But that was just a coincidence. "I'm dressed in a mishmash of stuff," she said.
There were lots of feathers in the crowd, though, possibly more than in the feathered covered gowns of the exhibition itself. The young performer FKA Twigs (above, right), first of the illustrious English twigs family, wore a rainbow patterned McQueen dress from 2008 that was topped with a stand-up fan of feathers framing her face. She looked as if she had come home to roost in one of McQueen's bird's nest hats.
Speaking of birds, a little one told me some great gossip—though I am sworn not to repeat it, so I'll just drop a few hints, wink, wink—about the American actress Dianna Agron, who had alighted upon a bench in the "Cabinet of Curiosities" gallery, next to a spray-painted dress spinning on a revolving mannequin. As you may have heard, a new stage play is in the works about McQueen with a story about a young girl who is caught breaking into the designer's apartment to steal a dress. Nothing's confirmed, but look for Agron to be spending some time in the London theater come May.

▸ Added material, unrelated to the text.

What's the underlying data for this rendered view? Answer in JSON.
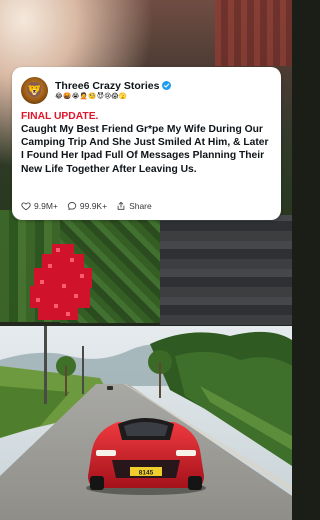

Why It's a Wow: Four years since the Metropolitan Museum of Art staged the first retrospective of McQueen, then just a year after his death at 40 of suicide, the designer remains as iconic as ever. Sarah Burton, McQueen's close collaborator and now the artistic director of the label, was telling everyone how emotional it was to see his work again in the galleries. You could see McQueen on the guests as well. Kate Moss, who performed a five-minute dance routine at 20 minutes past midnight with the Michael Clark Company, for most of the night wore a black lace dress that was nearly entirely see-through, with just a bodysuit covering her essentials (left). Naomi Campbell wore a black feathered skirt with a white fur cape tossed over one shoulder (center).
Natalie Massenet, founder of Net-a-Porter, had on a pink leopard-print dress from a more recent collection. "Of course, it's McQueen," Massenet said when I signaled her over to say hello. "It's the dress code."